Over the last two decades, tacrolimus and the newer calcineurin inhibitor pimecrolimus have emerged as effective immunosuppressive and anti-inflammatory agents. The experience in atopic dermatitis showed that they are very effective and safe, especially in children and for facial lesions where only weak topical steroids can be used. These ointments are expensive, but a cost-effectiveness analysis showed that in the long term the cost is similar for tacrolimus and high-potency corticosteroids.71 They are not systemically absorbed, even when large areas of skin are affected, and their adverse reactions usually subside with continuation of treatment. Their use must be combined with sun protection because most of the cutaneous lesions in lupus are photosensitive.

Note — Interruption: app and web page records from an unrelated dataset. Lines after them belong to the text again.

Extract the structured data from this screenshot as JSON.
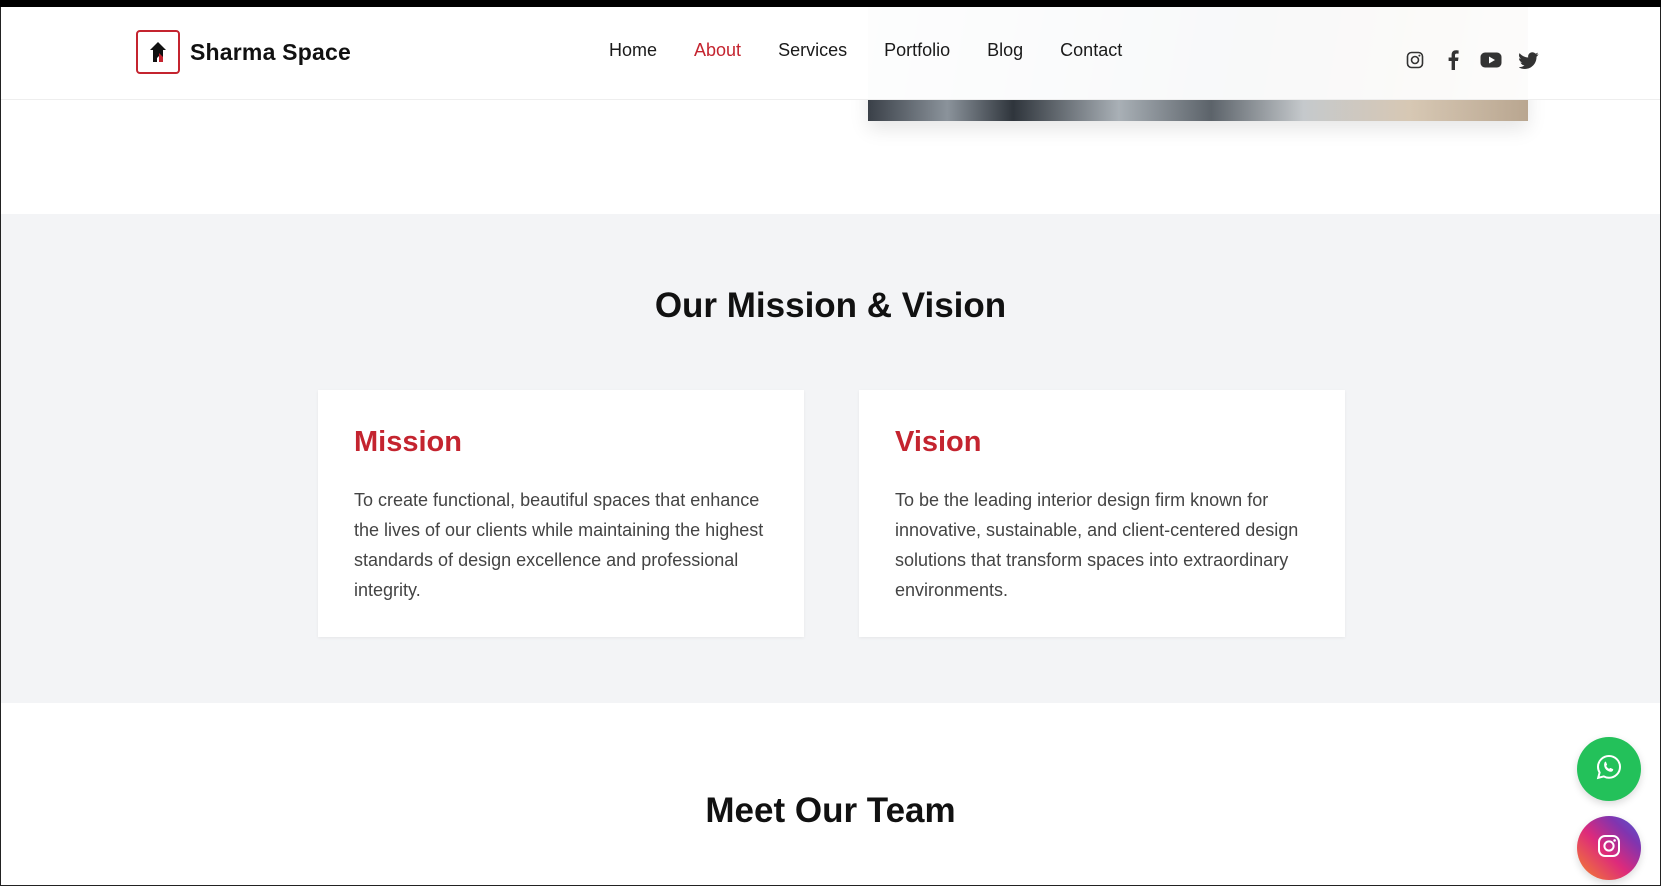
{
  "brand": {
    "name": "Sharma Space",
    "logo_icon": "house-icon",
    "accent": "#c4242f"
  },
  "nav": {
    "items": [
      {
        "label": "Home",
        "active": false
      },
      {
        "label": "About",
        "active": true
      },
      {
        "label": "Services",
        "active": false
      },
      {
        "label": "Portfolio",
        "active": false
      },
      {
        "label": "Blog",
        "active": false
      },
      {
        "label": "Contact",
        "active": false
      }
    ]
  },
  "socials": [
    "instagram-icon",
    "facebook-icon",
    "youtube-icon",
    "twitter-icon"
  ],
  "mission_section": {
    "title": "Our Mission & Vision",
    "cards": [
      {
        "heading": "Mission",
        "text": "To create functional, beautiful spaces that enhance the lives of our clients while maintaining the highest standards of design excellence and professional integrity."
      },
      {
        "heading": "Vision",
        "text": "To be the leading interior design firm known for innovative, sustainable, and client-centered design solutions that transform spaces into extraordinary environments."
      }
    ]
  },
  "team_section": {
    "title": "Meet Our Team"
  },
  "floating_buttons": {
    "whatsapp": {
      "icon": "whatsapp-icon",
      "color": "#23c15a"
    },
    "instagram": {
      "icon": "instagram-icon"
    }
  }
}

The usual effective treatment is application of the cream twice daily for at least four weeks, during which time improvement of symptoms is expected. Skin lesions in SLE can improve significantly in most patients, but this is less likely in patients with discoid lupus or SCLE. The response to treatment is partial in these particular types of cutaneous lupus and prolonged therapy may be needed, reflecting the chronicity and unresponsiveness of these lesions.72 Nevertheless, 50%–60% of patients report a partial or good response, an encouraging result if we consider that these cutaneous lesions are usually resistant to systemic or other topical agents. Recent studies have shown that combination of calcineurin inhibitors with steroids is more effective than monotherapy, suggesting that this should be considered for very resistant lesions.
Most of the publications are case reports with small numbers of patients. The only randomized, double-blind study showed calcineurin inhibitors and steroids had similar efficacy but without serious side effects, reflecting the necessity for more prospective trials with larger numbers of patients. The warning issued by the FDA regarding the possible low risk of cancer should be considered by the prescribing physician, especially as these agents remain off-label for use in lupus. A further consideration is the increased risk of lymphoma that is associated with having SLE,73 and so treatment should be limited to short periods of time. In conclusion, the data in the literature taken together suggest that topical calcineurin inhibitors can be considered to be a relatively safe and attractive alternative treatment for resistant cutaneous lesions in lupus erythematosus.
The authors report no conflict of interest in this work.